The Franklin D. Roosevelt situation is interesting. Few great American leaders have as many opponents as Franklin D. Roosevelt, and in fact most who study numismatic history are less than impressed with his Gold Recall Order in 1933 and some of the behind-the- scenes activities in his administration. That said, no matter how you feel about Roosevelt it is awfully hard to dispute that as President he faced challenges unlike any in history, and somehow he managed to meet those challenges with America emerging as a better place when he was finished.
It seems to be a case that, in a very split nation in terms of politics today, Roosevelt is so very hard to understand. The best example was the proposal to take him off the dime and replace him with Ronald Reagan. The idea got nowhere because almost the first voice of opposition was Nancy Reagan, who made it crystal clear Ronald Reagan would not want to replace Franklin Roosevelt. It’s a bit ironic as Reagan might be the closest we have come recently to Roosevelt as he crossed party lines, not always in terms of votes but in terms of respect. You didn’t have to vote for Roosevelt to be a follower of Roosevelt as he without a doubt was the leader of the so-called “Greatest Generation” during the Great Depression and World War II.
Elected four times to the office of President, Roosevelt is probably the only man in history to have a constitutional amendment passed against him just because he had run four times. To have a commemorative for Roosevelt was only logical as the historians, at least in the case of one group equally divided by political party, have now ranked him third (and very close to Lincoln for second) as the greatest American President.

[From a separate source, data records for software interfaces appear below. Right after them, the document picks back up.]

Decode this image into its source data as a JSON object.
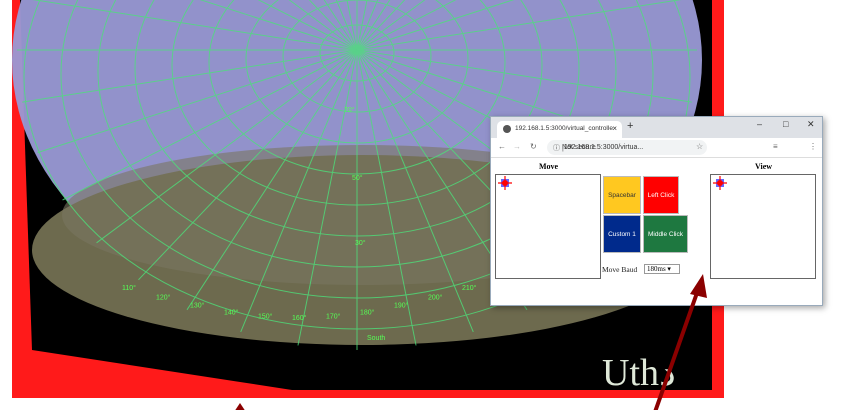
{
  "game": {
    "labels": [
      "50°",
      "70°",
      "30°",
      "South",
      "110°",
      "120°",
      "130°",
      "140°",
      "150°",
      "160°",
      "170°",
      "180°",
      "190°",
      "200°",
      "210°"
    ],
    "colors": {
      "frame": "#ff1a1a",
      "dome": "#9a9ad6",
      "grid": "#4de07a",
      "terrain": "#6d6a4e"
    }
  },
  "browser": {
    "tab_title": "192.168.1.5:3000/virtual_controlle",
    "new_tab": "+",
    "security": "Not secure",
    "url": "192.168.1.5:3000/virtua...",
    "move_label": "Move",
    "view_label": "View",
    "buttons": [
      {
        "label": "Spacebar",
        "color": "#ffc820"
      },
      {
        "label": "Left Click",
        "color": "#ff0000"
      },
      {
        "label": "Custom 1",
        "color": "#002a8c"
      },
      {
        "label": "Middle Click",
        "color": "#1e7840"
      }
    ],
    "baud_label": "Move Baud",
    "baud_value": "180ms ▾"
  },
  "annotation": {
    "arrow_color": "#8b0000"
  }
}
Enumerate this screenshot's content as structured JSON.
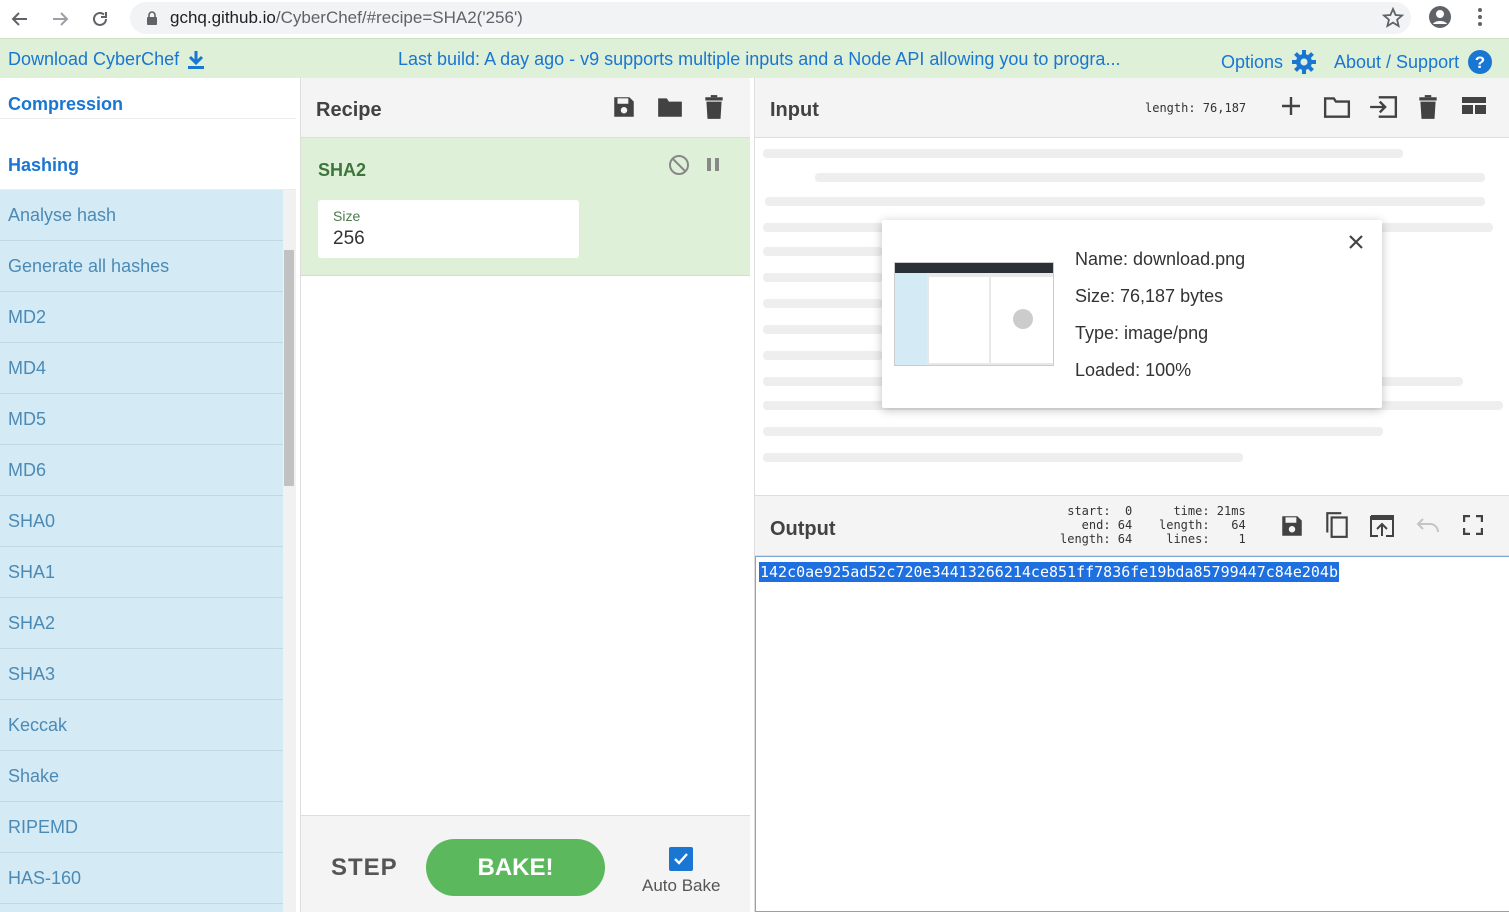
{
  "browser": {
    "url_domain": "gchq.github.io",
    "url_path": "/CyberChef/#recipe=SHA2('256')"
  },
  "banner": {
    "download_label": "Download CyberChef",
    "build_message": "Last build: A day ago - v9 supports multiple inputs and a Node API allowing you to progra...",
    "options_label": "Options",
    "about_label": "About / Support"
  },
  "sidebar": {
    "categories": [
      {
        "label": "Compression"
      },
      {
        "label": "Hashing"
      }
    ],
    "operations": [
      {
        "label": "Analyse hash"
      },
      {
        "label": "Generate all hashes"
      },
      {
        "label": "MD2"
      },
      {
        "label": "MD4"
      },
      {
        "label": "MD5"
      },
      {
        "label": "MD6"
      },
      {
        "label": "SHA0"
      },
      {
        "label": "SHA1"
      },
      {
        "label": "SHA2"
      },
      {
        "label": "SHA3"
      },
      {
        "label": "Keccak"
      },
      {
        "label": "Shake"
      },
      {
        "label": "RIPEMD"
      },
      {
        "label": "HAS-160"
      }
    ]
  },
  "recipe": {
    "title": "Recipe",
    "operation": {
      "name": "SHA2",
      "size_label": "Size",
      "size_value": "256"
    },
    "step_label": "STEP",
    "bake_label": "BAKE!",
    "autobake_label": "Auto Bake",
    "autobake_checked": true
  },
  "input": {
    "title": "Input",
    "length_text": "length: 76,187",
    "file": {
      "name": "Name: download.png",
      "size": "Size: 76,187 bytes",
      "type": "Type: image/png",
      "loaded": "Loaded: 100%"
    }
  },
  "output": {
    "title": "Output",
    "stats_left": "start:  0\n  end: 64\nlength: 64",
    "stats_right": " time: 21ms\nlength:   64\n lines:    1",
    "value": "142c0ae925ad52c720e34413266214ce851ff7836fe19bda85799447c84e204b"
  },
  "colors": {
    "banner_bg": "#dff0d8",
    "op_list_bg": "#d4eaf5",
    "link_blue": "#1976d2",
    "bake_green": "#5cb85c",
    "selection_blue": "#1e6fe0"
  }
}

It’s probably only appropriate that the 1997 gold $5 for Franklin D. Roosevelt was somewhat overlooked in importance at the time. With an obverse by T. James Ferrell and a reverse by James Peed, the Roosevelt $5 was offered at regular prices of $225 for a proof and $205 for a BU while the pre-issue discount prices were $195 for the proof and $180 for the BU.
The Roosevelt $5 did not exactly sell out. In 1997 almost any sales were seen as good as the commemorative coin program was in very bad shape. The Atlanta Olympic commemoratives had flooded the market and basically destroyed the idea of modern commemoratives. The orders for coins in 1997 were simply awful, but typically for the time there were too many commemoratives being offered at the same time.
Consider your 1997 options, which included not only the Roosevelt $5 but also the Botanic Gardens dollar as well as the dollar and $5 for the 50th anniversary of Jackie Robinson breaking the color barrier in baseball. None sold like they were expected to sell. Even though the Roosevelt $5 sold only 29,233 proofs, that was more than the proof sales of the Jackie Robinson $5 in proof and BU combined. To its proof total, the Roosevelt $5 added 11,805 sales in BU.
Typically when it comes to Roosevelt, the sales were seemingly not high but they topped not only the Jackie Robinson $5 but also the George Washington $5 in 1999 and other gold and bimetallic issues since.
Since being released in 1997, the Roosevelt $5 has been advancing slowly but surely in price. It has not been an immediate major price jump, but consider that now, 15 years later, the proof is at $442, up $217 from the issue price, while the BU is at $1,275, up an impressive $1,070 from its issue price.
Those are pretty good increases over the time since the Roosevelt $5 coins were sold. The increases are not as spectacular as the Jackie Robinson $5, but they still have to be seen as impressive advances.
Where the Franklin D. Roosevelt $5 goes from here is an open question, but with its track record of getting stronger, the future has to be seen as bright, if not spectacular.